A peer-run overdose prevention service in Nanaimo’s south end is being sent a message that it needs to clean up its act.
At a meeting Monday, Jan. 16, Nanaimo city council voted 7-1 in favour of a staff recommendation to designate 264 Nicol St., home of Nanaimo Area Network of Drug Users, as a nuisance property.
The designation means that the property owner can be billed for municipal service calls related to the property, such as RCMP callouts.
A city staff report noted that there have been nighttime disturbances at the property such as yelling and fighting, and the report also mentioned assaults, erratic behaviour and unconscious people passed out in alleys, yards and parking lots.
Nanaimo RCMP Supt. Lisa Fletcher, in correspondence to council, itemized 14 police callouts to the property. In one instance, 15 people were seen doing drugs in the adjacent alley, and another time, officers observed vehicles lined up in the alley for drive-thru drug trafficking.
“There has been a well-expressed increase in disruption and social disorder from the surrounding neighbourhood residents and local businesses,” she noted.
Dave LaBerge, city manager of bylaw services, said organization at NANDU seems to have deteriorated in recent weeks and access to the site isn’t being as closely controlled as it used to be.
“The vehicle gate is wide open, people are coming and going with animals and driving vehicles in and there’s nobody meeting them or taking account what’s going on,” he said.
Collen Middleton of the Nanaimo Area Public Safety Association told council that one of the drug users poured a 200-litre barrel of used cooking oil down a drain and said a bicycle chop shop operates behind one neighbouring business.
“The noise from fighting, banging, loud music and ambulances wakes us up at all hours, some of us have had to Narcan people,” he said. “These are distressing and traumatic events for people living in the neighbourhood.”

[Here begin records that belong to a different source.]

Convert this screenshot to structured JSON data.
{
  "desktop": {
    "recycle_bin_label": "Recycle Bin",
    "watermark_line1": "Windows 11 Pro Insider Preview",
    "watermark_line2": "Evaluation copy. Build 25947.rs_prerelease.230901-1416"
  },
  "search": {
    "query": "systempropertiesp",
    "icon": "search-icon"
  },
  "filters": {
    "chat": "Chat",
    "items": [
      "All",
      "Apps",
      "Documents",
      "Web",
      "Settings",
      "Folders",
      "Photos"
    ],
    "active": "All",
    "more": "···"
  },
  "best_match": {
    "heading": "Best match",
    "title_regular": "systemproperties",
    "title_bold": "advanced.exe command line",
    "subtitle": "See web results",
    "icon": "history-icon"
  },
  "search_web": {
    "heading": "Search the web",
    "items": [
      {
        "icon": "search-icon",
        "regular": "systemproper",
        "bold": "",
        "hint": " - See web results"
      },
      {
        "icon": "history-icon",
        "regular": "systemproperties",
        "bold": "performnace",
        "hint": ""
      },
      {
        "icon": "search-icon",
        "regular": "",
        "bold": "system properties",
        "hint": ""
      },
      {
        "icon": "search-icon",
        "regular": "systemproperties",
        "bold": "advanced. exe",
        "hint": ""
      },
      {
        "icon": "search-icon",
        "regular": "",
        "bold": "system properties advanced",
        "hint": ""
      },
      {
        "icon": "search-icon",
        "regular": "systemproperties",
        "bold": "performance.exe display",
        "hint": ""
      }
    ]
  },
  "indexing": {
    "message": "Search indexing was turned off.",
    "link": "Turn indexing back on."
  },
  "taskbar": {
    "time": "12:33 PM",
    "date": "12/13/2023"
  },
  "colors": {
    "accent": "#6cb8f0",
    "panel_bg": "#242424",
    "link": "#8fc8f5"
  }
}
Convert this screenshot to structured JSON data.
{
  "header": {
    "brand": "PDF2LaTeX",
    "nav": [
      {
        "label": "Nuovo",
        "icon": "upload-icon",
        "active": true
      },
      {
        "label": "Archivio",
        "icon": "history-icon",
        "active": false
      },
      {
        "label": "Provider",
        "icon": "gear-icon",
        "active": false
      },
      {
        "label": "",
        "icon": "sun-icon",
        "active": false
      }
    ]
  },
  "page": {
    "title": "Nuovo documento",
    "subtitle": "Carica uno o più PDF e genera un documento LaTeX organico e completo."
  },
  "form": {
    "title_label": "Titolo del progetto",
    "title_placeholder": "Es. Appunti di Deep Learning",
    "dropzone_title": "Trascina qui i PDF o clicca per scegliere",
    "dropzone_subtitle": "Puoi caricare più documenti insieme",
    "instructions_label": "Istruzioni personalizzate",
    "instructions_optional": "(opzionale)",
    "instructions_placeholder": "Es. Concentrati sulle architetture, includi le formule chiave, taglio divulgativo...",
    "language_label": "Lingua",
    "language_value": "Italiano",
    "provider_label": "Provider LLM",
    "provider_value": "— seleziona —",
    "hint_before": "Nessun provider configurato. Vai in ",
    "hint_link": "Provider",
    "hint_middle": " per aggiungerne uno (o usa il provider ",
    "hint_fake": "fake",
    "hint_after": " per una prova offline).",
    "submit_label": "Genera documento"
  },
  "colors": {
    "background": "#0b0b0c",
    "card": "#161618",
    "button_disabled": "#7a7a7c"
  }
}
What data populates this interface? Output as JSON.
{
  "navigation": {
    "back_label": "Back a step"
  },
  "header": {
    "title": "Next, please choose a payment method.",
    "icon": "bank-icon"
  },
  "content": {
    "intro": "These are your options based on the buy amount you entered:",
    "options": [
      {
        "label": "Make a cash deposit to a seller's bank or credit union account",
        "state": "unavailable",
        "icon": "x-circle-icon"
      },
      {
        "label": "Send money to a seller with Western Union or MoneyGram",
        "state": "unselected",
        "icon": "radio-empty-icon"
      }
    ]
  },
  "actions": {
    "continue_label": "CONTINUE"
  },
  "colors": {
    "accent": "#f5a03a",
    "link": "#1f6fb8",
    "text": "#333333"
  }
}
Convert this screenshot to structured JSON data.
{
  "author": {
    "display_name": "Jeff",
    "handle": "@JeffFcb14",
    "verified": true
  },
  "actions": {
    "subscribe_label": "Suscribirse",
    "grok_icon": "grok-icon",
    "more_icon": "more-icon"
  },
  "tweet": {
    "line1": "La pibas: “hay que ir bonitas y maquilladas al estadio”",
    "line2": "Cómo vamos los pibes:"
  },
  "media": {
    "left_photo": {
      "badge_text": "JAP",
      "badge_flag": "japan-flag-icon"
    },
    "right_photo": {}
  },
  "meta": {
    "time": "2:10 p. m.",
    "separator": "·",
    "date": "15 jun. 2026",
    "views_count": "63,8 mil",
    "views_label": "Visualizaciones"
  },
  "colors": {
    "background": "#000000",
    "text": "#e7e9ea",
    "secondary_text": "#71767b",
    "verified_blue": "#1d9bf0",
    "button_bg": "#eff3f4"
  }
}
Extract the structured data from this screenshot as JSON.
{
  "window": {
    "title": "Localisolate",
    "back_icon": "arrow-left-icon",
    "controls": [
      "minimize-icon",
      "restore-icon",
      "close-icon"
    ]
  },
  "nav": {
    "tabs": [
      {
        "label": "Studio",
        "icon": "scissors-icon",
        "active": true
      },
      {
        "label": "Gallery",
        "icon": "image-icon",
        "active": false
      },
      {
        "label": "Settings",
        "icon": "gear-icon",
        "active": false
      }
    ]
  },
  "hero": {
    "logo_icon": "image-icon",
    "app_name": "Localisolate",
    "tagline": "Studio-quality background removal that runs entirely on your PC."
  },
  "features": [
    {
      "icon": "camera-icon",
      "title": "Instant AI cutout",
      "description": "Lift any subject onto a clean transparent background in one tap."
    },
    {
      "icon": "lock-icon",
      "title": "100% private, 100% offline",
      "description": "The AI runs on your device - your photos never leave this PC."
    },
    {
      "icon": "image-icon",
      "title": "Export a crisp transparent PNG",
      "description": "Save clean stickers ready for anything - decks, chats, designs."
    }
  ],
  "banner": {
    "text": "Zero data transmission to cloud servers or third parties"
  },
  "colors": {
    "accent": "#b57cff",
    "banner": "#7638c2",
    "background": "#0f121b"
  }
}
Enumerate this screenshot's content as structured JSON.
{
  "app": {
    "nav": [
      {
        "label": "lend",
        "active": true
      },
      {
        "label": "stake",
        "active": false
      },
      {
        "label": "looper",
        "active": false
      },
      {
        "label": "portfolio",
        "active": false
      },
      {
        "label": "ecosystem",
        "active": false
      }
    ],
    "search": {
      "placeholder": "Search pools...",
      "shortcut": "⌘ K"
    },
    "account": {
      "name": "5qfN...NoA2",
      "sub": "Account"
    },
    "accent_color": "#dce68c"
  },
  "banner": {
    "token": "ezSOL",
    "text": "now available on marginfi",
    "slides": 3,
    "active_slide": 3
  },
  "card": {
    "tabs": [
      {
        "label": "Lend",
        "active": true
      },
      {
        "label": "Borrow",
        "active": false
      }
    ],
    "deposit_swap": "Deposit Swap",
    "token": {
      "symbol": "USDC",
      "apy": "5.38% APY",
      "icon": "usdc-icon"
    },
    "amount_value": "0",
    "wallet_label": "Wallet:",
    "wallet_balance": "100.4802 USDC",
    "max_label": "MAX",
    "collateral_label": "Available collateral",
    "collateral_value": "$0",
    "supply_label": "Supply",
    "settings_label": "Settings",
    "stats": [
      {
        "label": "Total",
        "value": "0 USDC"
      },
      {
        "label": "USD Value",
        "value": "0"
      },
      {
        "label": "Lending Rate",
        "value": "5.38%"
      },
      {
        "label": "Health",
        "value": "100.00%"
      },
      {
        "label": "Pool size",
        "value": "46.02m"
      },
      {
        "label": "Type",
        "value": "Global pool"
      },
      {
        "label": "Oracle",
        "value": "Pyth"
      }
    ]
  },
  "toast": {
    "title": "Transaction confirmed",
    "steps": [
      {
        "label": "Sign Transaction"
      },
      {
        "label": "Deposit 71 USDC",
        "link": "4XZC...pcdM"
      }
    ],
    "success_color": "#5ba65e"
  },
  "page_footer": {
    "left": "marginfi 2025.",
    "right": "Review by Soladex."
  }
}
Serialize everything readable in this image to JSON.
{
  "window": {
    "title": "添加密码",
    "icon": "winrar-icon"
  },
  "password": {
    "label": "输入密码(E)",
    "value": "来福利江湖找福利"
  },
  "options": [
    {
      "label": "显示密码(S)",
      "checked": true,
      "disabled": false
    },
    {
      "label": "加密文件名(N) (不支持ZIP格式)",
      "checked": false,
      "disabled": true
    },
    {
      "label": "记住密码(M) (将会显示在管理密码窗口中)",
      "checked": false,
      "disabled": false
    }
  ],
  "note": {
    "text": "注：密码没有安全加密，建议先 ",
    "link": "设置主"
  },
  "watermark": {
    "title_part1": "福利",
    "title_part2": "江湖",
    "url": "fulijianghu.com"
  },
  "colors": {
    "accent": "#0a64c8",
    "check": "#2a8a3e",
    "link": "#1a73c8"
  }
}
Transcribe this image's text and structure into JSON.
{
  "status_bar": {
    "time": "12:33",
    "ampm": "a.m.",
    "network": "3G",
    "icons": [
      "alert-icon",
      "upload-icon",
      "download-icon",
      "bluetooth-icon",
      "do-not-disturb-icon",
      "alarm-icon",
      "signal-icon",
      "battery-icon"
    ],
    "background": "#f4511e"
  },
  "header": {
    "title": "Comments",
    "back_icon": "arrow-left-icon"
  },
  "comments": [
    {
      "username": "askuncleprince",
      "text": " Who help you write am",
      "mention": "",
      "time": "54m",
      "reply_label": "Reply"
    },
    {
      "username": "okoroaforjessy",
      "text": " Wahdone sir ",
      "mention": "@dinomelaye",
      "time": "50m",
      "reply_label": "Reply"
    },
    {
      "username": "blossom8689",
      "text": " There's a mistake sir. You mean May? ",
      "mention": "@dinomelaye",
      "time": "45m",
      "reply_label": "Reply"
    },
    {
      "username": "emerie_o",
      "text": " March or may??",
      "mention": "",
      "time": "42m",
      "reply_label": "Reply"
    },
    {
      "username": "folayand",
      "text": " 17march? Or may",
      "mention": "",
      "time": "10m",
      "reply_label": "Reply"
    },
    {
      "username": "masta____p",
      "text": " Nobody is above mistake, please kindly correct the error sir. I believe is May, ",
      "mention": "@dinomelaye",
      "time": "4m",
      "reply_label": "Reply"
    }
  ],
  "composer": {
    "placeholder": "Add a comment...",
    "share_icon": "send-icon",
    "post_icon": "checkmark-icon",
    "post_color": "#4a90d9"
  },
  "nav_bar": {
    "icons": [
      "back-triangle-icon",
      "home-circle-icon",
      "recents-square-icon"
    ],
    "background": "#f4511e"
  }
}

Tim McGrath, who is head of the local Block Watch brigade, called NANDU “an open-air crack house.”
Advocating for the peer network at Monday’s meeting was volunteer coordinator Sara Edmondson, who said the service has helped prevent a “huge” number of overdoses and has saved lives, and has helped some drug users stabilize and improve their lives.
“I can only imagine how many we could help if we were funded better, had no more fear of being shut down at any moment and supported by the community instead of frowned upon,” she said.
Councillors generally expressed support for harm reduction, including peer-run overdose prevention, and said they hoped the nuisance designation would lead to bylaw compliance.
“Our vote tonight is not a referendum on harm reduction or the fact that these services are really important,” said Coun. Hilary Eastmure. “It’s simply the fact that neighbours are really, really suffering because of what’s happening on this site.”
Several members of council felt that the site, which receives some funding through the B.C. Ministry of Mental Health and Addictions and some health care delivery through Island Health, should be better-resourced.
“I think that there’s a huge need for peer support within addictions and I think … the province needs to work more closely with peer support services and integrate it within the services that are provided and also dramatically increase the resourcing,” said Coun. Ben Geselbracht.
Coun. Tyler Brown said he’s frustrated that the service isn’t funded well enough to be able to operate properly.
“Promises of additional resources to mitigate neighbourhood impacts were more or less committed to and never delivered…” he said. “I see none of those organizations taking responsibility for a service that is desperately needed and a model that is going to help people.”
Coun. Ian Thorpe said that when considering a nuisance designation, it didn’t necessarily matter what service was being delivered, and suggested councillors should vote based on “substantial, identified negative impact” to the neighbouring residents and businesses; however, Coun. Erin Hemmens said she can’t separate the site from the service in her decision-making.
“And I think along those lines, the city has structurally acknowledged that by taking a lenient approach to this because we acknowledge that yes, this is difficult for the community, but wow, this is a service that exists for people who don’t have any other services,” she said. “And that’s complex.”
Brown was the only member of council to vote against the nuisance designation. Mayor Krog was absent.